The input below:
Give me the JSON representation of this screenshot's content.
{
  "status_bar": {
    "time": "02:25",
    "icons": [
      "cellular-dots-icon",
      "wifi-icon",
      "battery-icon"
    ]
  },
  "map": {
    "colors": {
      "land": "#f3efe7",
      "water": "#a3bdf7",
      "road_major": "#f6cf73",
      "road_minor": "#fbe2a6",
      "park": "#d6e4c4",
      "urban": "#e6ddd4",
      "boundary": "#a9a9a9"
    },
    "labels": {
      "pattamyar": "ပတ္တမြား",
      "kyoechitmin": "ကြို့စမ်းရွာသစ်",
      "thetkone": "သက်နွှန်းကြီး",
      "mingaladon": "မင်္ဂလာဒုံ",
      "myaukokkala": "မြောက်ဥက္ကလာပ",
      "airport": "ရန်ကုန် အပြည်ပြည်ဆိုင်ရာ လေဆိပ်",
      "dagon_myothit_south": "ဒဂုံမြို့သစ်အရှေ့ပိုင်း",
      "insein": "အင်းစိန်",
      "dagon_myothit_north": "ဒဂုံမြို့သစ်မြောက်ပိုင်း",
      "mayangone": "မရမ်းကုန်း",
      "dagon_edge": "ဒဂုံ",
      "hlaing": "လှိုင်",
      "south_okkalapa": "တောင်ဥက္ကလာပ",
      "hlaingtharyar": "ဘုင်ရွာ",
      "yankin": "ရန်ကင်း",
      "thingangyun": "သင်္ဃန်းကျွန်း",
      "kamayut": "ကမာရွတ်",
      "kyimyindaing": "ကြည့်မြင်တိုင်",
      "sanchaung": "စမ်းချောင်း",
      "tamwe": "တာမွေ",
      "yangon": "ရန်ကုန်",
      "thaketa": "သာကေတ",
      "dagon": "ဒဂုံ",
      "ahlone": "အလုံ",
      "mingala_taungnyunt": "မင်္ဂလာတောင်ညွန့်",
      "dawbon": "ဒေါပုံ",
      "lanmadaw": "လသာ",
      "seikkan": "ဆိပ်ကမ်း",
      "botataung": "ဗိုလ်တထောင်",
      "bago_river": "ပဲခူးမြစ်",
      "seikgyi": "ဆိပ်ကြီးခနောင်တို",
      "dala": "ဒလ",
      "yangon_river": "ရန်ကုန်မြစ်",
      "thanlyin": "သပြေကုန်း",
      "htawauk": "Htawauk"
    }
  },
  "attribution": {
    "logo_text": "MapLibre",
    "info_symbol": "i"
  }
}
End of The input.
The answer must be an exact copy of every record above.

Give me the JSON representation of this screenshot's content.
{
  "status_bar": {
    "time": "02:25",
    "icons": [
      "cellular-dots-icon",
      "wifi-icon",
      "battery-icon"
    ]
  },
  "map": {
    "colors": {
      "land": "#f3efe7",
      "water": "#a3bdf7",
      "road_major": "#f6cf73",
      "road_minor": "#fbe2a6",
      "park": "#d6e4c4",
      "urban": "#e6ddd4",
      "boundary": "#a9a9a9"
    },
    "labels": {
      "pattamyar": "ပတ္တမြား",
      "kyoechitmin": "ကြို့စမ်းရွာသစ်",
      "thetkone": "သက်နွှန်းကြီး",
      "mingaladon": "မင်္ဂလာဒုံ",
      "myaukokkala": "မြောက်ဥက္ကလာပ",
      "airport": "ရန်ကုန် အပြည်ပြည်ဆိုင်ရာ လေဆိပ်",
      "dagon_myothit_south": "ဒဂုံမြို့သစ်အရှေ့ပိုင်း",
      "insein": "အင်းစိန်",
      "dagon_myothit_north": "ဒဂုံမြို့သစ်မြောက်ပိုင်း",
      "mayangone": "မရမ်းကုန်း",
      "dagon_edge": "ဒဂုံ",
      "hlaing": "လှိုင်",
      "south_okkalapa": "တောင်ဥက္ကလာပ",
      "hlaingtharyar": "ဘုင်ရွာ",
      "yankin": "ရန်ကင်း",
      "thingangyun": "သင်္ဃန်းကျွန်း",
      "kamayut": "ကမာရွတ်",
      "kyimyindaing": "ကြည့်မြင်တိုင်",
      "sanchaung": "စမ်းချောင်း",
      "tamwe": "တာမွေ",
      "yangon": "ရန်ကုန်",
      "thaketa": "သာကေတ",
      "dagon": "ဒဂုံ",
      "ahlone": "အလုံ",
      "mingala_taungnyunt": "မင်္ဂလာတောင်ညွန့်",
      "dawbon": "ဒေါပုံ",
      "lanmadaw": "လသာ",
      "seikkan": "ဆိပ်ကမ်း",
      "botataung": "ဗိုလ်တထောင်",
      "bago_river": "ပဲခူးမြစ်",
      "seikgyi": "ဆိပ်ကြီးခနောင်တို",
      "dala": "ဒလ",
      "yangon_river": "ရန်ကုန်မြစ်",
      "thanlyin": "သပြေကုန်း",
      "htawauk": "Htawauk"
    }
  },
  "attribution": {
    "logo_text": "MapLibre",
    "info_symbol": "i"
  }
}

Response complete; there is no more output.